From: Silver Screen
Discover a messy Wall Street scandal in 'The China Hustle'
The world was profoundly affected by the stock market crash of 2008, and Americans are still feeling the consequences. However, since 2008, Chinese markets have appeared to be unaffected and even improving in some cases. Documentary filmmaker Jed Rothstein’s “The China Hustle” explores a loophole that may have allowed Chinese companies to exploit world markets.
While it has a riveting premise, the documentary falls into the same trap from which many economic and Wall Street-centric films spring: it places a great deal of emphasis on economic and stock market terminology, which the filmmakers bend over backwards to explain, taking away from the more interesting, more humanizing aspects of the story.
“There are no good guys in this story,” says Dan David, cofounder of GeoInvesting and de facto protagonist of the film. In short, he is correct. The documentary delves into the seedy underworld of investing that is somehow both rightfully infamous and markedly misunderstood. David, along with a medley of lawyers, CEOs and industry insiders takes the viewer down a road fraught with suspicious business deals made by greedy opportunists.
Once again, the premise in itself is engaging: American firms exploited a loophole in U.S. laws, allowing for Chinese companies to compete on the Wall Street stock exchange. The documentary explores the processes involved in such a scandal, as well as the repercussions on the perpetrators and the impact on average American citizens. It provides evidence for the cliche that those on Wall Street are hedonistic and disregard the profound consequences of their actions.
However, the way the documentary comes to these conclusions are at times confusing. Reverse mergers -- processes that are integral to the understanding of how Chinese companies could infiltrate American trade -- and other market jargon take up a substantial chunk of the documentary. Reverse mergers, as explained by several experts, allow Chinese companies to inhabit the shell of a defunct -- but still legally existing -- American company, eventually taking that company’s place. Short selling -- a practice used by David to combat fraudulent companies on the market -- is essentially betting on a stock to go down instead of up.
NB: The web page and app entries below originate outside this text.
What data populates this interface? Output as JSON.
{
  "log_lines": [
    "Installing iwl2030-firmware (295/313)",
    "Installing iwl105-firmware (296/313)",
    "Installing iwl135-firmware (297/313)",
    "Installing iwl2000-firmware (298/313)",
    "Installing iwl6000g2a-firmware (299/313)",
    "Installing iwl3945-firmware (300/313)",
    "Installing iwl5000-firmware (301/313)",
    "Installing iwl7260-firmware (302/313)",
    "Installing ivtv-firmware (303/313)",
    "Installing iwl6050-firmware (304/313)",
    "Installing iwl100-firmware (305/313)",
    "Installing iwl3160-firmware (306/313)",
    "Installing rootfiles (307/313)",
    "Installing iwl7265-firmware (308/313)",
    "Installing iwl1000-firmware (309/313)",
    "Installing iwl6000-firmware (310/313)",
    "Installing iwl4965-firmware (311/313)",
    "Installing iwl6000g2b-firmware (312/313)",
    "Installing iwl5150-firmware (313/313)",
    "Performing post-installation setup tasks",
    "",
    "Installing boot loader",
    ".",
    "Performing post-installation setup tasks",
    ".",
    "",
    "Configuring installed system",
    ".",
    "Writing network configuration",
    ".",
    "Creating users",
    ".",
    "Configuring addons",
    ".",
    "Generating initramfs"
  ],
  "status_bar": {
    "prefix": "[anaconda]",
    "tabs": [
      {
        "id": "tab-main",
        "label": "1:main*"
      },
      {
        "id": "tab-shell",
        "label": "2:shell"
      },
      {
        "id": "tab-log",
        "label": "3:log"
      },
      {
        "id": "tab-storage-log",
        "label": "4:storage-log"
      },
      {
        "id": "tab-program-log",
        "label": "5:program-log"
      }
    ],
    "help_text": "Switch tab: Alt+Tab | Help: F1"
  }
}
These terms comprise about 30 to 40 minutes of this documentary when they could have been summed up in a gist.
Another misstep of the film was its choice to try and humanize David. The viewer learns much later in the doc that David is from Flint, Michigan, a town plagued by poverty and water shortages, a result of corporate carelessness and government neglect. At a family barbecue, David explains his philosophy and methods to family and friends. Through short selling the Chinese companies in the stock exchange (effectively betting against them), David plans on taking their money away, and in turn, their influence on the U.S. economy.
David is portrayed as a rogue investor intent on vigilante justice, but it should be noted that he is still profiting from the losses of these companies, and it remains unclear as to what he is doing with this money. Toward the end of the film, he unsuccessfully attempts to lobby Congress, but his method -- literally just approaching Congressmen and telling them to read his book on the subject -- leaves the viewer asking what exactly he expected to accomplish from the endeavor.
“The China Hustle” deals with the complexities as well as the impacts of the 2008 financial crisis, but in its attempts to use broad strokes, creates a narratively anemic film. For those interested (and well-versed) in stock market fraud and foreign influence, this film handles the issues with relative grace. However, its reliance on industry nomenclature and the absence of any clearstructure limits the documentary’s reach.
“The China Hustle” opened March 30 at Landmark’s E Street Cinema